It can take quite some time to find the clarity of hindsight, but after most of our difficult times, we can look back and realize that the difficulty served a purpose. My most important moments in my life have all been horrible, but very valuable.
Conscious Connection: Are there any major decisions you have made that you wish you had made differently, or do you think that truly everything has happened for a reason and there’s really nothing you would change about it?
Rachel Brathen: That is a huge question. I really do believe that everything happens the way it is meant. Something I’m currently struggling with now and is that my dog passed away in August. I’ve lost a lot of people in my life, but for me it was different losing my first pet, because I feel responsible. Right now, if I could change anything, I certainly would have taken my dog to another vet. But I’m also sure that in another few years I’ll look at that question differently.
Conscious Connection: As you went through some of your pivotal life moments, how did meditation help you get through those moments? How has it contributed to who you are now?
Rachel Brathen: A huge lesson I have learned from meditation, and something I actually believe is more important than the physical aspect of yoga, is learning to find peace in the present moment. Once you can do that, you can learn to distance yourself a little bit from things that come your way; you can put some space in between events and how you react to them.
Taking time to step back and see the bigger picture rather than acting in the moment can significantly change how we lay our lives out. It makes us less dramatic and less aggressive, and it changes who and what we attract in our lives. It’s easier to be a good, calm, kind person if you can see life for what it actually is.
Conscious Connection: Thank you for sharing that. Speaking of other people you attract, you recently married your soul mate, Dennis Schoneveld. So many people out there are struggling to find the right one – what do you see as being beneficial to helping people find their soul mate?
Rachel Brathen: I think that the idea of two halves making a whole when searching for your soul mate is misguided. People are always looking for someone to complete them. They think, “When I finally find the right person, I’m going to be content, I’m going to feel loved, I’m going to feel beautiful, I’m going to be happy.” But if you think of yourself as a half and you’re looking for someone else to make the rest of your life complete, you’re ultimately looking to fix something that’s flawed.
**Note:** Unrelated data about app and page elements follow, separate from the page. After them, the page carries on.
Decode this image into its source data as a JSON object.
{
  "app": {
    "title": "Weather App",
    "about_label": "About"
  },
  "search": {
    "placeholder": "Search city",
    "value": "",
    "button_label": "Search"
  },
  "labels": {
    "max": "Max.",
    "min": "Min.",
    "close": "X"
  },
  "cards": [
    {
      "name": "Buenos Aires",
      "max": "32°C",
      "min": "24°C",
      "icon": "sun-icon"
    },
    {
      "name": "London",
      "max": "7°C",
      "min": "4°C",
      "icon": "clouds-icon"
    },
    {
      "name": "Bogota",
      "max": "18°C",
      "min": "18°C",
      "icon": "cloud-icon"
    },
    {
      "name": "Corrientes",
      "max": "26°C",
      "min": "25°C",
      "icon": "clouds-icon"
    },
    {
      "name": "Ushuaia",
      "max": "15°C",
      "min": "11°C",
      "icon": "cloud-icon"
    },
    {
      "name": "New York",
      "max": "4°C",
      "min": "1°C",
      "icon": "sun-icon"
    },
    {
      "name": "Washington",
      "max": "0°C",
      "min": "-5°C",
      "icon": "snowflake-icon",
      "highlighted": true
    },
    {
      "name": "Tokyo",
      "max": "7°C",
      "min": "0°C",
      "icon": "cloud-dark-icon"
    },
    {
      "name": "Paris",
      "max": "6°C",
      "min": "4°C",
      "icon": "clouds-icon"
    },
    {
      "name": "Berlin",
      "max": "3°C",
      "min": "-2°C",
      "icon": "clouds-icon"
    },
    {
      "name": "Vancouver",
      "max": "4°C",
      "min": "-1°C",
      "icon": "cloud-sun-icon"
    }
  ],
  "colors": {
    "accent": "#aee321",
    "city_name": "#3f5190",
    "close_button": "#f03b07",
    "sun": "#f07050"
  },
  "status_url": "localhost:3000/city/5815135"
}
With that mindset, you’re not genuinely searching from a place of love, but rather a place of fear – fear of being inadequate or alone.
So I feel that before you can find a soul mate, you truly need to find yourself first. For anyone out there who is saying, “I can’t find a boyfriend, I want a husband,” I say, “How about going to find you, and see where that takes you?” I know it sounds cliché to say, “Find yourself, find a partner,” but I truly believe that we’re not presented with the partner we’re supposed to have until we’ve found compassion for ourselves.
Conscious Connection: You’ve traveled to many exotic destinations with your practice. What has been your favorite?
Rachel Brathen: I really enjoyed Greece. Greece is wonderful, but I was there for my honeymoon, so probably anywhere we were would have been wonderful!
Honestly, when I travel, I find that the pleasure stems more from the people I meet rather than the place I go. I’ve had some really amazing experiences in New Jersey and in small towns in Connecticut, two places that are generally not referred to as exotic. It’s more about your state of mind than anything else. When you take an open mind with you, you can have exotic experiences wherever you go.